:: Directions for this task ::
Could you reproduce every record below exactly, excluding all pictures?

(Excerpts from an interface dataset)
[Start of section]

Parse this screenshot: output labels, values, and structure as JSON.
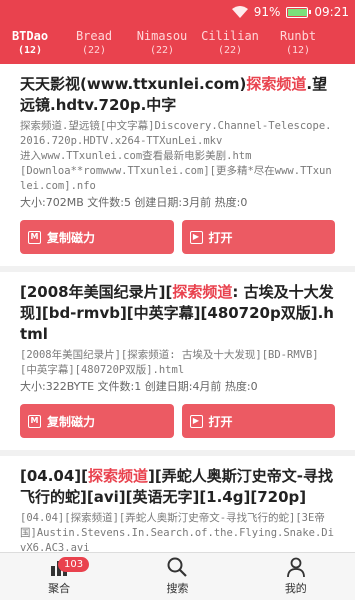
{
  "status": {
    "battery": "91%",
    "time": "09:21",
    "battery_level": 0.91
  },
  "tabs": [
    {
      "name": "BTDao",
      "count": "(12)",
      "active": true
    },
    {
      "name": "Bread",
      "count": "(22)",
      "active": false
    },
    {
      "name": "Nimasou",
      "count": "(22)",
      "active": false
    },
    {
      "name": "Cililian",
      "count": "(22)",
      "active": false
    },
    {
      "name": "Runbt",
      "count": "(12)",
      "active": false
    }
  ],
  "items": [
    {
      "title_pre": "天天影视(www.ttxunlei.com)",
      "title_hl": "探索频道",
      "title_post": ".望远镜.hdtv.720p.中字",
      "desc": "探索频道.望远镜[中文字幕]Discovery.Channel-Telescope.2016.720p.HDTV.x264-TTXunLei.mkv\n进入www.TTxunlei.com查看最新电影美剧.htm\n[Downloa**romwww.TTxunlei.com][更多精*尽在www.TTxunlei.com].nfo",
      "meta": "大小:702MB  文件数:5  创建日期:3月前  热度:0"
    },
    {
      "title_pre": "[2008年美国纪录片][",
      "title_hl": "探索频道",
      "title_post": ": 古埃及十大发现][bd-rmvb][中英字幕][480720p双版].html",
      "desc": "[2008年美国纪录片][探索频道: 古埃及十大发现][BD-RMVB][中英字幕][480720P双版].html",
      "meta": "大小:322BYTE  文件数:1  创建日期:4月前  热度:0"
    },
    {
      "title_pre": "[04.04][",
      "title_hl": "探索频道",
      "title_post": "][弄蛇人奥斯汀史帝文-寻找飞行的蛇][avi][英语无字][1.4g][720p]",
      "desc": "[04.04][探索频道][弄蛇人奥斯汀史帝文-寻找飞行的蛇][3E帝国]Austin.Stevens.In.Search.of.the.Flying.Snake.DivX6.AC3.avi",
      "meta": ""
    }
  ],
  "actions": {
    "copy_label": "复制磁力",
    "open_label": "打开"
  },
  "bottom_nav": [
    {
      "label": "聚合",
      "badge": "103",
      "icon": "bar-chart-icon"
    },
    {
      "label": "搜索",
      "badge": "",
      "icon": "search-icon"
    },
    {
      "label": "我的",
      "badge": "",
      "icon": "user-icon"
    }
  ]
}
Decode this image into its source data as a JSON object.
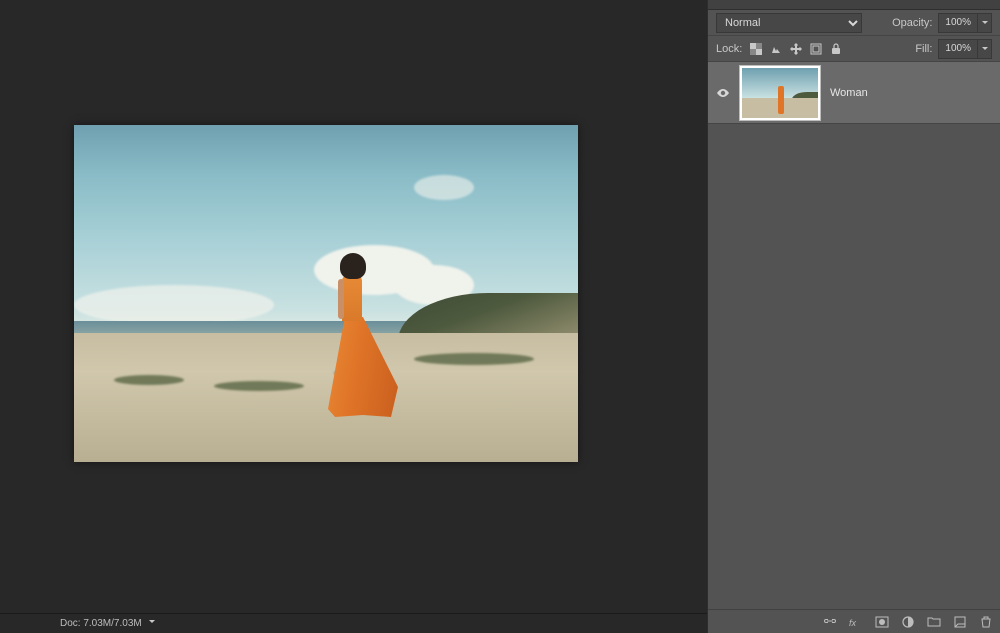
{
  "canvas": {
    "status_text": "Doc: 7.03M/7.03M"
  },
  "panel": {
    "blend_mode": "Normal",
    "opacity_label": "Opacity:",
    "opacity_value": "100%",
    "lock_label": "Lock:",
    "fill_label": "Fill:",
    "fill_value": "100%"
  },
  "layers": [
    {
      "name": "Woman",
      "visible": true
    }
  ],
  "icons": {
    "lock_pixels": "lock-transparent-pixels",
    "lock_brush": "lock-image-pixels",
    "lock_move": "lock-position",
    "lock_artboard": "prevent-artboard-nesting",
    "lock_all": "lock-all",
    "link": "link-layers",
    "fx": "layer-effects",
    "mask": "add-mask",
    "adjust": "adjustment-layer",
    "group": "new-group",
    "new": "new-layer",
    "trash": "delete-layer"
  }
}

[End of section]

:: Output below ::
Parse this screenshot: output labels, values, and structure as JSON.
{
  "status": {
    "battery": "91%",
    "time": "09:21",
    "battery_level": 0.91
  },
  "tabs": [
    {
      "name": "BTDao",
      "count": "(12)",
      "active": true
    },
    {
      "name": "Bread",
      "count": "(22)",
      "active": false
    },
    {
      "name": "Nimasou",
      "count": "(22)",
      "active": false
    },
    {
      "name": "Cililian",
      "count": "(22)",
      "active": false
    },
    {
      "name": "Runbt",
      "count": "(12)",
      "active": false
    }
  ],
  "items": [
    {
      "title_pre": "天天影视(www.ttxunlei.com)",
      "title_hl": "探索频道",
      "title_post": ".望远镜.hdtv.720p.中字",
      "desc": "探索频道.望远镜[中文字幕]Discovery.Channel-Telescope.2016.720p.HDTV.x264-TTXunLei.mkv\n进入www.TTxunlei.com查看最新电影美剧.htm\n[Downloa**romwww.TTxunlei.com][更多精*尽在www.TTxunlei.com].nfo",
      "meta": "大小:702MB  文件数:5  创建日期:3月前  热度:0"
    },
    {
      "title_pre": "[2008年美国纪录片][",
      "title_hl": "探索频道",
      "title_post": ": 古埃及十大发现][bd-rmvb][中英字幕][480720p双版].html",
      "desc": "[2008年美国纪录片][探索频道: 古埃及十大发现][BD-RMVB][中英字幕][480720P双版].html",
      "meta": "大小:322BYTE  文件数:1  创建日期:4月前  热度:0"
    },
    {
      "title_pre": "[04.04][",
      "title_hl": "探索频道",
      "title_post": "][弄蛇人奥斯汀史帝文-寻找飞行的蛇][avi][英语无字][1.4g][720p]",
      "desc": "[04.04][探索频道][弄蛇人奥斯汀史帝文-寻找飞行的蛇][3E帝国]Austin.Stevens.In.Search.of.the.Flying.Snake.DivX6.AC3.avi",
      "meta": ""
    }
  ],
  "actions": {
    "copy_label": "复制磁力",
    "open_label": "打开"
  },
  "bottom_nav": [
    {
      "label": "聚合",
      "badge": "103",
      "icon": "bar-chart-icon"
    },
    {
      "label": "搜索",
      "badge": "",
      "icon": "search-icon"
    },
    {
      "label": "我的",
      "badge": "",
      "icon": "user-icon"
    }
  ]
}
Decode this image into its source data as a JSON object.
{
  "canvas": {
    "status_text": "Doc: 7.03M/7.03M"
  },
  "panel": {
    "blend_mode": "Normal",
    "opacity_label": "Opacity:",
    "opacity_value": "100%",
    "lock_label": "Lock:",
    "fill_label": "Fill:",
    "fill_value": "100%"
  },
  "layers": [
    {
      "name": "Woman",
      "visible": true
    }
  ],
  "icons": {
    "lock_pixels": "lock-transparent-pixels",
    "lock_brush": "lock-image-pixels",
    "lock_move": "lock-position",
    "lock_artboard": "prevent-artboard-nesting",
    "lock_all": "lock-all",
    "link": "link-layers",
    "fx": "layer-effects",
    "mask": "add-mask",
    "adjust": "adjustment-layer",
    "group": "new-group",
    "new": "new-layer",
    "trash": "delete-layer"
  }
}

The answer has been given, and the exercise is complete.